Items from an interface collection:

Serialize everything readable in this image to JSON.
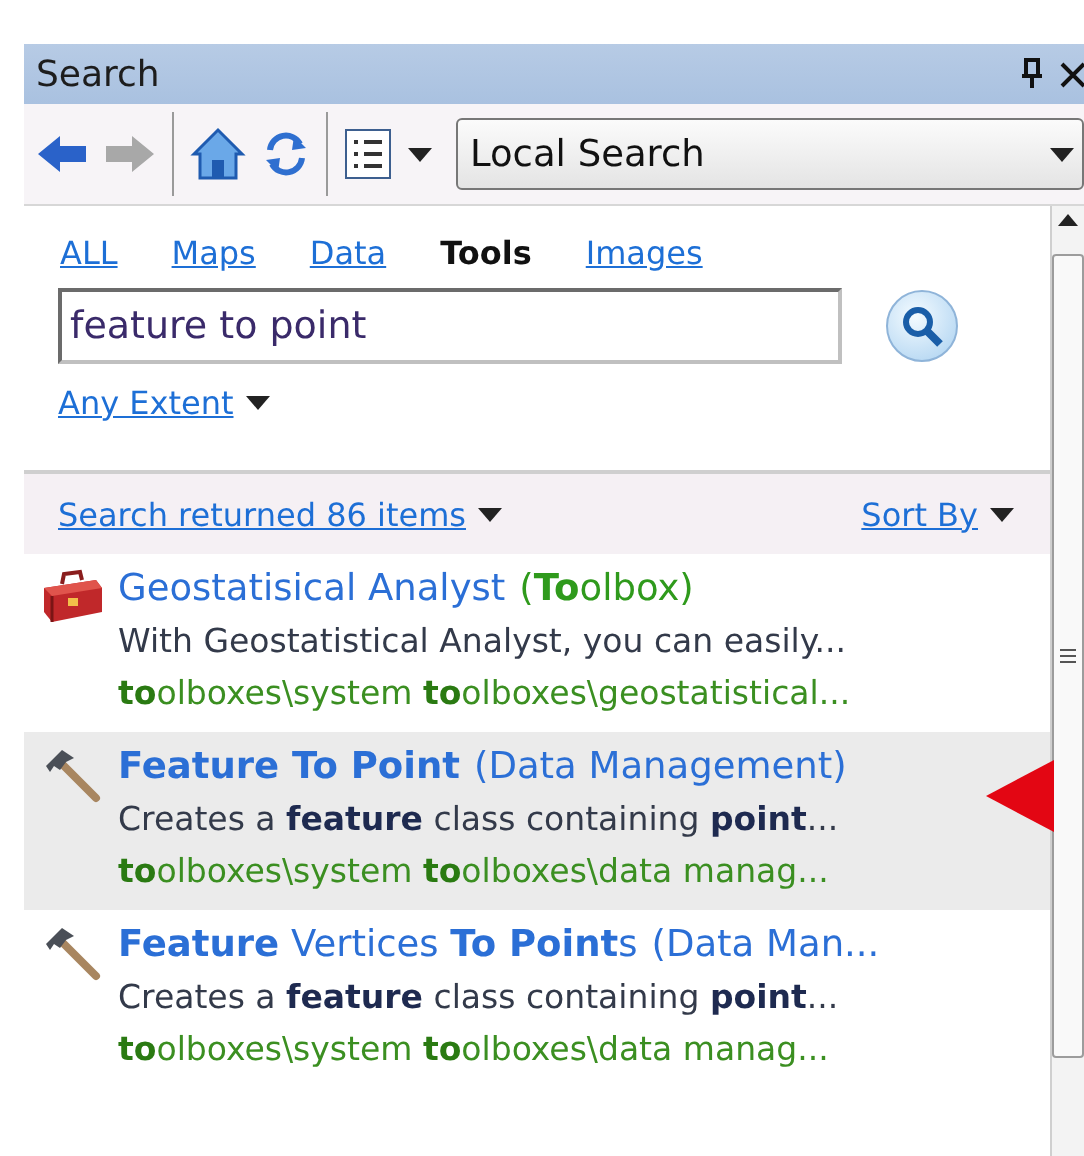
{
  "window": {
    "title": "Search"
  },
  "toolbar": {
    "scope": "Local Search"
  },
  "tabs": [
    {
      "label": "ALL",
      "selected": false
    },
    {
      "label": "Maps",
      "selected": false
    },
    {
      "label": "Data",
      "selected": false
    },
    {
      "label": "Tools",
      "selected": true
    },
    {
      "label": "Images",
      "selected": false
    }
  ],
  "search": {
    "value": "feature to point"
  },
  "extent": "Any Extent",
  "results_header": {
    "summary": "Search returned 86 items",
    "sort": "Sort By"
  },
  "results": [
    {
      "kind": "toolbox",
      "title": "Geostatisical Analyst",
      "category": "(**To**olbox)",
      "description": "With Geostatistical Analyst, you can easily...",
      "path": "**to**olboxes\\system **to**olboxes\\geostatistical...",
      "selected": false,
      "pointer": false
    },
    {
      "kind": "tool",
      "title": "**Feature To Point**",
      "category": "(Data Management)",
      "description": "Creates a **feature** class containing **point**...",
      "path": "**to**olboxes\\system **to**olboxes\\data manag...",
      "selected": true,
      "pointer": true
    },
    {
      "kind": "tool",
      "title": "**Feature** Vertices **To Point**s",
      "category": "(Data Man...",
      "description": "Creates a **feature** class containing **point**...",
      "path": "**to**olboxes\\system **to**olboxes\\data manag...",
      "selected": false,
      "pointer": false
    }
  ]
}
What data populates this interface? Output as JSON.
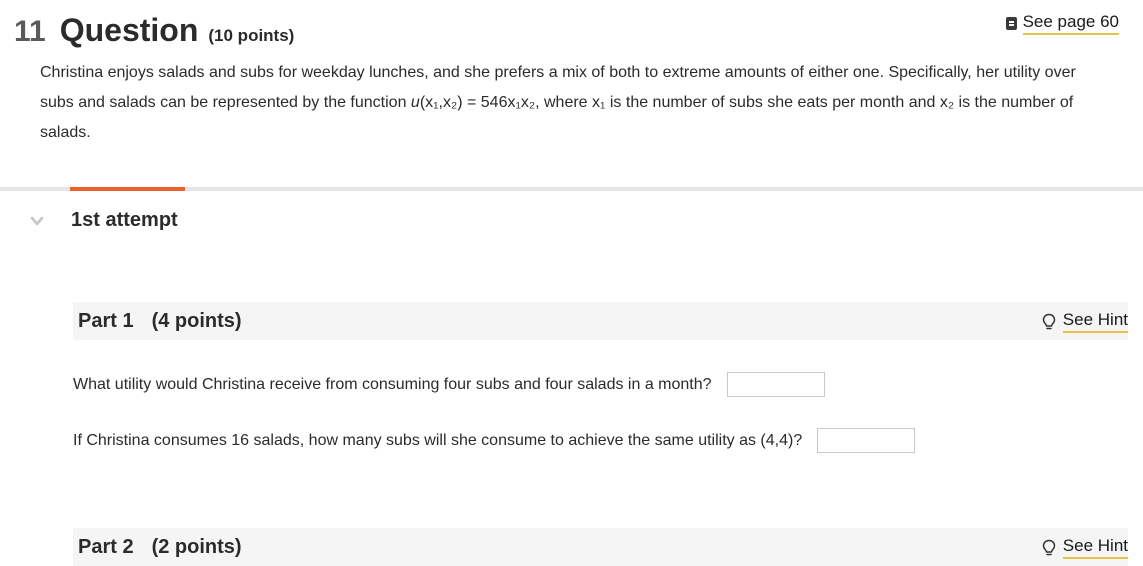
{
  "question": {
    "number": "11",
    "title": "Question",
    "points": "(10 points)",
    "see_page_label": "See page 60"
  },
  "prompt": {
    "line1": "Christina enjoys salads and subs for weekday lunches, and she prefers a mix of both to extreme amounts of either one. Specifically, her utility over",
    "line2_pre": "subs and salads can be represented by the function ",
    "line2_func": "u",
    "line2_args": "(x₁,x₂)",
    "line2_eq": " = 546",
    "line2_vars": "x₁x₂",
    "line2_mid": ", where ",
    "line2_x1": "x₁",
    "line2_mid2": " is the number of subs she eats per month and ",
    "line2_x2": "x₂",
    "line2_post": " is the number of",
    "line3": "salads."
  },
  "attempt": {
    "title": "1st attempt"
  },
  "parts": [
    {
      "label": "Part 1",
      "points": "(4 points)",
      "hint_label": "See Hint",
      "questions": [
        {
          "text": "What utility would Christina receive from consuming four subs and four salads in a month?",
          "value": ""
        },
        {
          "text": "If Christina consumes 16 salads, how many subs will she consume to achieve the same utility as (4,4)?",
          "value": ""
        }
      ]
    },
    {
      "label": "Part 2",
      "points": "(2 points)",
      "hint_label": "See Hint"
    }
  ],
  "colors": {
    "accent": "#e8622f",
    "link_underline": "#e8c14a",
    "part_bar_bg": "#f5f5f5"
  },
  "icons": {
    "see_page": "book-icon",
    "hint": "lightbulb-icon",
    "collapse": "chevron-down-icon"
  }
}
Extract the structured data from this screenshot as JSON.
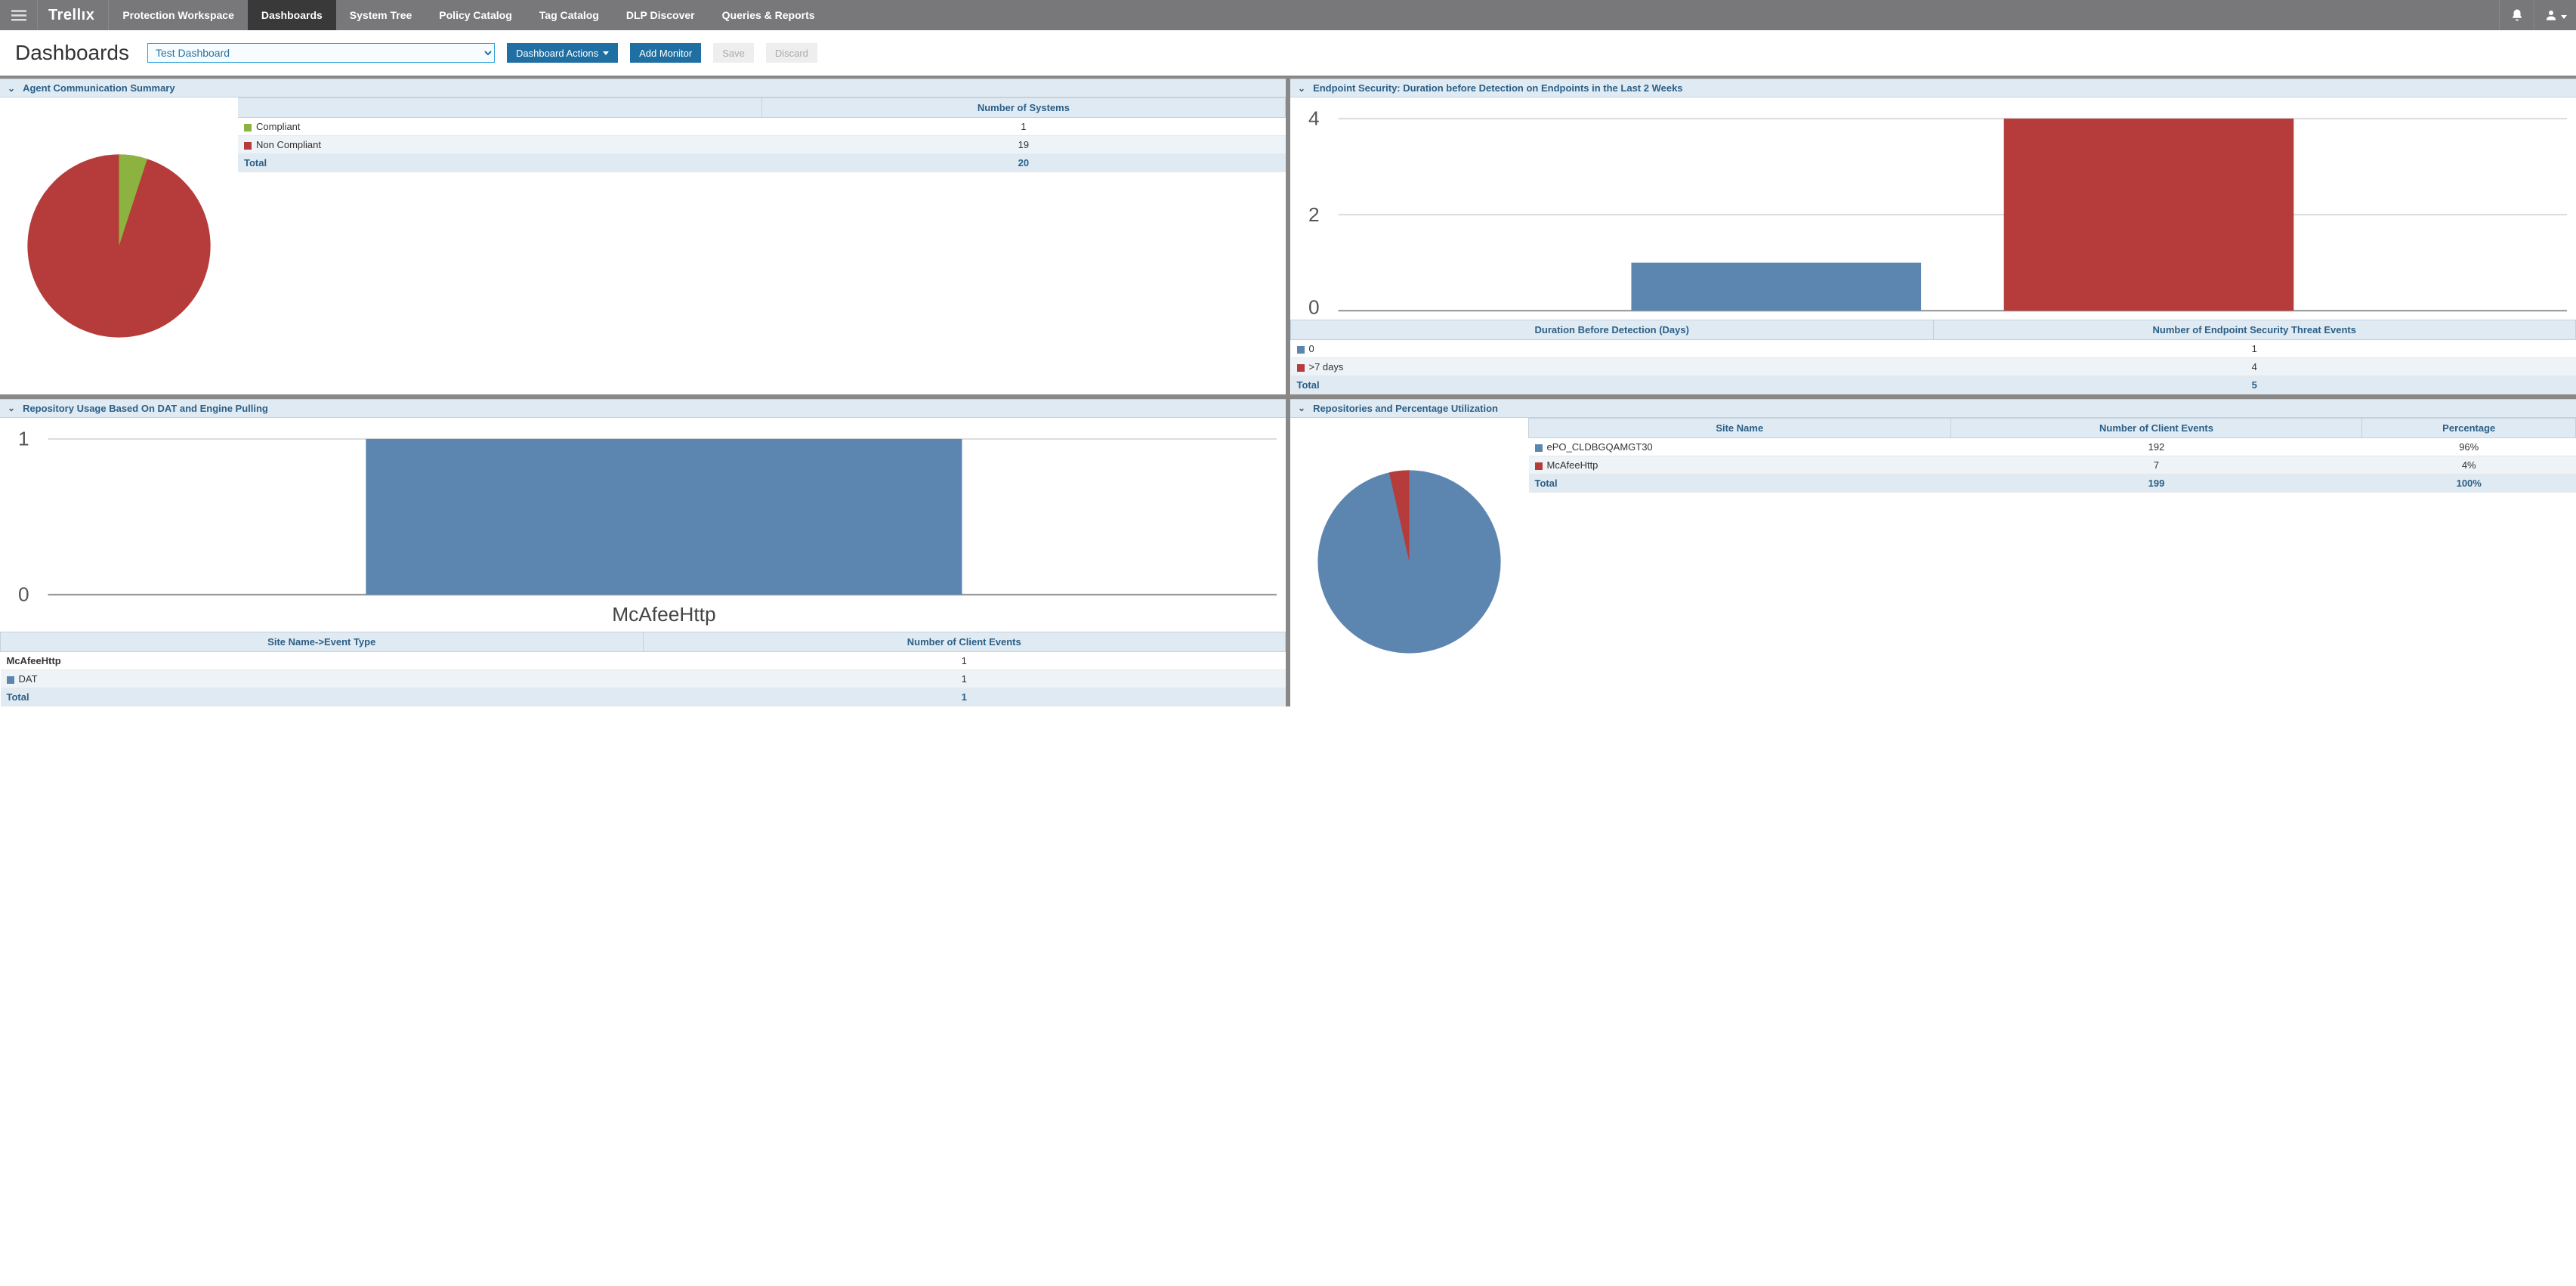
{
  "brand": "Trellıx",
  "nav": {
    "items": [
      "Protection Workspace",
      "Dashboards",
      "System Tree",
      "Policy Catalog",
      "Tag Catalog",
      "DLP Discover",
      "Queries & Reports"
    ],
    "active_index": 1
  },
  "page_title": "Dashboards",
  "dashboard_select_value": "Test Dashboard",
  "buttons": {
    "dashboard_actions": "Dashboard Actions",
    "add_monitor": "Add Monitor",
    "save": "Save",
    "discard": "Discard"
  },
  "panels": {
    "agent_comm": {
      "title": "Agent Communication Summary",
      "table_header": "Number of Systems",
      "rows": [
        {
          "label": "Compliant",
          "color": "#8cb33f",
          "value": 1
        },
        {
          "label": "Non Compliant",
          "color": "#b53c3a",
          "value": 19
        }
      ],
      "total_label": "Total",
      "total_value": 20
    },
    "endpoint_sec": {
      "title": "Endpoint Security: Duration before Detection on Endpoints in the Last 2 Weeks",
      "col1": "Duration Before Detection (Days)",
      "col2": "Number of Endpoint Security Threat Events",
      "rows": [
        {
          "label": "0",
          "color": "#5c86b0",
          "value": 1
        },
        {
          "label": ">7 days",
          "color": "#b53c3a",
          "value": 4
        }
      ],
      "total_label": "Total",
      "total_value": 5,
      "y_ticks": [
        "4",
        "2",
        "0"
      ]
    },
    "repo_usage": {
      "title": "Repository Usage Based On DAT and Engine Pulling",
      "col1": "Site Name->Event Type",
      "col2": "Number of Client Events",
      "category_label": "McAfeeHttp",
      "group_row": "McAfeeHttp",
      "detail_row": {
        "label": "DAT",
        "color": "#5c86b0",
        "value": 1
      },
      "total_label": "Total",
      "total_value": 1,
      "y_ticks": [
        "1",
        "0"
      ]
    },
    "repo_pct": {
      "title": "Repositories and Percentage Utilization",
      "headers": [
        "Site Name",
        "Number of Client Events",
        "Percentage"
      ],
      "rows": [
        {
          "label": "ePO_CLDBGQAMGT30",
          "color": "#5c86b0",
          "events": 192,
          "pct": "96%"
        },
        {
          "label": "McAfeeHttp",
          "color": "#b53c3a",
          "events": 7,
          "pct": "4%"
        }
      ],
      "total_label": "Total",
      "total_events": 199,
      "total_pct": "100%"
    }
  },
  "chart_data": [
    {
      "type": "pie",
      "title": "Agent Communication Summary",
      "series": [
        {
          "name": "Compliant",
          "value": 1,
          "color": "#8cb33f"
        },
        {
          "name": "Non Compliant",
          "value": 19,
          "color": "#b53c3a"
        }
      ],
      "total": 20
    },
    {
      "type": "bar",
      "title": "Endpoint Security: Duration before Detection on Endpoints in the Last 2 Weeks",
      "categories": [
        "0",
        ">7 days"
      ],
      "values": [
        1,
        4
      ],
      "colors": [
        "#5c86b0",
        "#b53c3a"
      ],
      "ylabel": "Number of Endpoint Security Threat Events",
      "ylim": [
        0,
        4
      ]
    },
    {
      "type": "bar",
      "title": "Repository Usage Based On DAT and Engine Pulling",
      "categories": [
        "McAfeeHttp"
      ],
      "values": [
        1
      ],
      "colors": [
        "#5c86b0"
      ],
      "ylabel": "Number of Client Events",
      "ylim": [
        0,
        1
      ]
    },
    {
      "type": "pie",
      "title": "Repositories and Percentage Utilization",
      "series": [
        {
          "name": "ePO_CLDBGQAMGT30",
          "value": 192,
          "pct": "96%",
          "color": "#5c86b0"
        },
        {
          "name": "McAfeeHttp",
          "value": 7,
          "pct": "4%",
          "color": "#b53c3a"
        }
      ],
      "total": 199
    }
  ]
}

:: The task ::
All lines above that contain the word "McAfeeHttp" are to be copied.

:: Result of the task ::
      "category_label": "McAfeeHttp",
      "group_row": "McAfeeHttp",
          "label": "McAfeeHttp",
        "McAfeeHttp"
          "name": "McAfeeHttp",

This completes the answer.